securing the welfare of
aged care residents
Through Litigation and Systemic Reform
Who We Are
ALARM is a not-for-profit group of volunteers incorporated in Victoria pursuant to the Associations Incorporation Reform Act 2012. It was established in October 2020, by senior legal and medical professionals. ALARM’s Chairman is Dr Bryan Keon-Cohen, AM QC, a member of the Victorian Bar, now retired, and is supported by other voluntary Board members.
The Honourable Tony Pagone QC
We welcome The Honourable Tony Pagone QC, as Patron of ALARM, a former Federal Court Judge and Chair of the Royal Commission into Aged Care Quality and Safety.
Dr Bryan Keon-Cohen AM QC
Dr Bryan Keon-Cohen AM QC, now retired, practised at the Victorian Bar for 35 years, focusing on the protection of human rights, including native title claims.
How We Help
ALARM’s core mission is ultimately to secure and improve the lives of residents of aged care. The crisis revealed by the Royal Commission into Aged Care points to the urgent need for action.
ALARM seeks immediate industry behavioural change and redress through facilitating litigation by connecting victims with law firms, and ultimate change through law reform.
ALARM’s main purposes are to promote law reform in the Aged Care sector and to assist aggrieved persons seeking legal redress due to financial, emotional or physical damage suffered in aged-care facilities.
ALARM is networking with allied groups and aged-care workers, and is developing contacts with lawyers and legal firms willing to accept potential clients, initially on a pro-bono basis and, if so instructed, to act for them thereafter.
Our inquiry has shown unacceptable levels of substandard care in Australia’s aged care system.
The breadth of the evidence and the consistency of people’s experiences suggest that high quality aged care is not being delivered consistently in our aged care system, particularly in residential aged care. Looking at people’s experience of substandard care and the available data about quality, people in aged care cannot be confident that they will receive the care that they need, whether it be in relation to their health, social, cultural or emotional needs, or that they will avoid experiencing restrictive practices or abuse.
The extent of substandard care in Australia’s aged care system is inexcusable.
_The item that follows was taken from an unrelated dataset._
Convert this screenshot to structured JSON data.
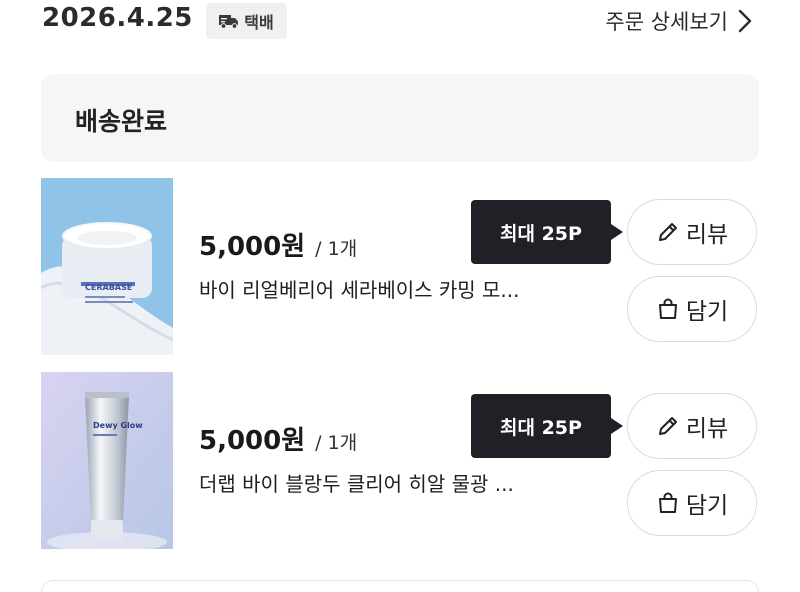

On the best evidence available, Commissioner Briggs concludes that at least 1 in 3 people accessing residential aged care and home care services have experienced substandard care.
In overhauling the aged care system, the voices of people receiving care must be a priority to ensure that the system remains relevant and appropriate for the people it is intended to support.
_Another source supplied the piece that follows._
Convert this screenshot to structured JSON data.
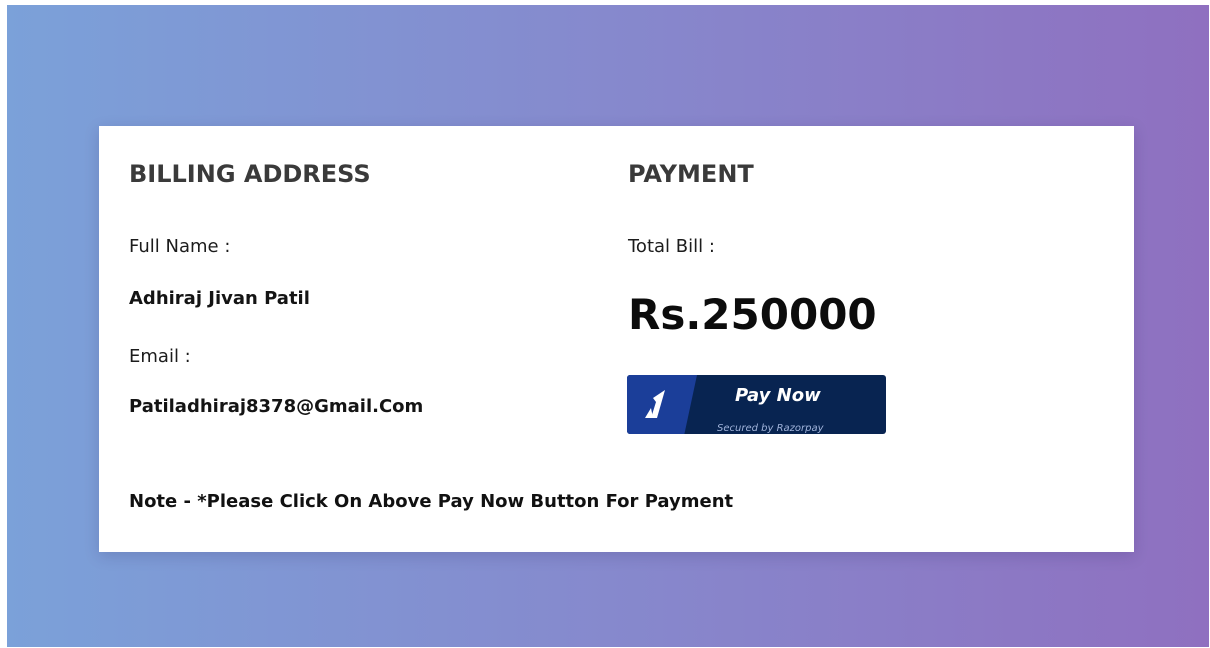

Publications and News
We acted for the daughter and granddaughter of a man (Mr W) who died as a result of the negligent care he received at an aged cared facility in Parramatta, New South Wales.